■ **Work task**
Down to the final line, write out the data below exactly.

(Entries from a dataset of interfaces)
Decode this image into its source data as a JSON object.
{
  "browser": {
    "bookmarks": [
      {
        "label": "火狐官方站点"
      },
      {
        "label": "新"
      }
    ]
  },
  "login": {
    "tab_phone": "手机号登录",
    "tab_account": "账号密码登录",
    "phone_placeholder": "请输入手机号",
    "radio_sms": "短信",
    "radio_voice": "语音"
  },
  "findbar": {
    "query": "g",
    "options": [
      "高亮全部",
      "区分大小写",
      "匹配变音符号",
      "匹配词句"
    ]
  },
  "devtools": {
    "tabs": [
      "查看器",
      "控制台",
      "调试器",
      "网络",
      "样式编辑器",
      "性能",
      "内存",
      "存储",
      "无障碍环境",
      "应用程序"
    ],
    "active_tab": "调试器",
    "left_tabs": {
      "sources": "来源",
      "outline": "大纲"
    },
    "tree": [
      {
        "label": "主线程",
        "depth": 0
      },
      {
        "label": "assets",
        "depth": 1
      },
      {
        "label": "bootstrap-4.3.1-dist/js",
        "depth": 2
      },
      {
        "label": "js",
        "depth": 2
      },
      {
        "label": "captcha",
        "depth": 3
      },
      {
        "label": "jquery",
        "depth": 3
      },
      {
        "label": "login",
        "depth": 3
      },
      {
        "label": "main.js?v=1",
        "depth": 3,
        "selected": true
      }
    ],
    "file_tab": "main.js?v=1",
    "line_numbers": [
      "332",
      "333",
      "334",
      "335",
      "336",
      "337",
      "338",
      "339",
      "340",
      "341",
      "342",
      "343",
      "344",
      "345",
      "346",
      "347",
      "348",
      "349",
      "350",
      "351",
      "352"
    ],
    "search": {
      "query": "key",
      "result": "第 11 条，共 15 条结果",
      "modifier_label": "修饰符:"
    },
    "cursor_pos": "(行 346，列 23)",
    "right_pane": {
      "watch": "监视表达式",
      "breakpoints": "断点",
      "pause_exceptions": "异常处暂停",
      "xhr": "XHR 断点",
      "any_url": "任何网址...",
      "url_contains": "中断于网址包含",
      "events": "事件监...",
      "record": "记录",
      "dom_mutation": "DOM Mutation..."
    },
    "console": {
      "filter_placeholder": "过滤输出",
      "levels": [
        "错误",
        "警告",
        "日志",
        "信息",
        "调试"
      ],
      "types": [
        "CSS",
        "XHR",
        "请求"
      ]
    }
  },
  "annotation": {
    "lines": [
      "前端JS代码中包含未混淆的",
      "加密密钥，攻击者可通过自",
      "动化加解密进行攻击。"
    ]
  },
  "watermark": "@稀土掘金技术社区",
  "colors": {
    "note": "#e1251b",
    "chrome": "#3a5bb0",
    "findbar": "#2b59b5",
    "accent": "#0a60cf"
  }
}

■ **The answer**
Decode this image into its source data as a JSON object.
{
  "browser": {
    "bookmarks": [
      {
        "label": "火狐官方站点"
      },
      {
        "label": "新"
      }
    ]
  },
  "login": {
    "tab_phone": "手机号登录",
    "tab_account": "账号密码登录",
    "phone_placeholder": "请输入手机号",
    "radio_sms": "短信",
    "radio_voice": "语音"
  },
  "findbar": {
    "query": "g",
    "options": [
      "高亮全部",
      "区分大小写",
      "匹配变音符号",
      "匹配词句"
    ]
  },
  "devtools": {
    "tabs": [
      "查看器",
      "控制台",
      "调试器",
      "网络",
      "样式编辑器",
      "性能",
      "内存",
      "存储",
      "无障碍环境",
      "应用程序"
    ],
    "active_tab": "调试器",
    "left_tabs": {
      "sources": "来源",
      "outline": "大纲"
    },
    "tree": [
      {
        "label": "主线程",
        "depth": 0
      },
      {
        "label": "assets",
        "depth": 1
      },
      {
        "label": "bootstrap-4.3.1-dist/js",
        "depth": 2
      },
      {
        "label": "js",
        "depth": 2
      },
      {
        "label": "captcha",
        "depth": 3
      },
      {
        "label": "jquery",
        "depth": 3
      },
      {
        "label": "login",
        "depth": 3
      },
      {
        "label": "main.js?v=1",
        "depth": 3,
        "selected": true
      }
    ],
    "file_tab": "main.js?v=1",
    "line_numbers": [
      "332",
      "333",
      "334",
      "335",
      "336",
      "337",
      "338",
      "339",
      "340",
      "341",
      "342",
      "343",
      "344",
      "345",
      "346",
      "347",
      "348",
      "349",
      "350",
      "351",
      "352"
    ],
    "search": {
      "query": "key",
      "result": "第 11 条，共 15 条结果",
      "modifier_label": "修饰符:"
    },
    "cursor_pos": "(行 346，列 23)",
    "right_pane": {
      "watch": "监视表达式",
      "breakpoints": "断点",
      "pause_exceptions": "异常处暂停",
      "xhr": "XHR 断点",
      "any_url": "任何网址...",
      "url_contains": "中断于网址包含",
      "events": "事件监...",
      "record": "记录",
      "dom_mutation": "DOM Mutation..."
    },
    "console": {
      "filter_placeholder": "过滤输出",
      "levels": [
        "错误",
        "警告",
        "日志",
        "信息",
        "调试"
      ],
      "types": [
        "CSS",
        "XHR",
        "请求"
      ]
    }
  },
  "annotation": {
    "lines": [
      "前端JS代码中包含未混淆的",
      "加密密钥，攻击者可通过自",
      "动化加解密进行攻击。"
    ]
  },
  "watermark": "@稀土掘金技术社区",
  "colors": {
    "note": "#e1251b",
    "chrome": "#3a5bb0",
    "findbar": "#2b59b5",
    "accent": "#0a60cf"
  }
}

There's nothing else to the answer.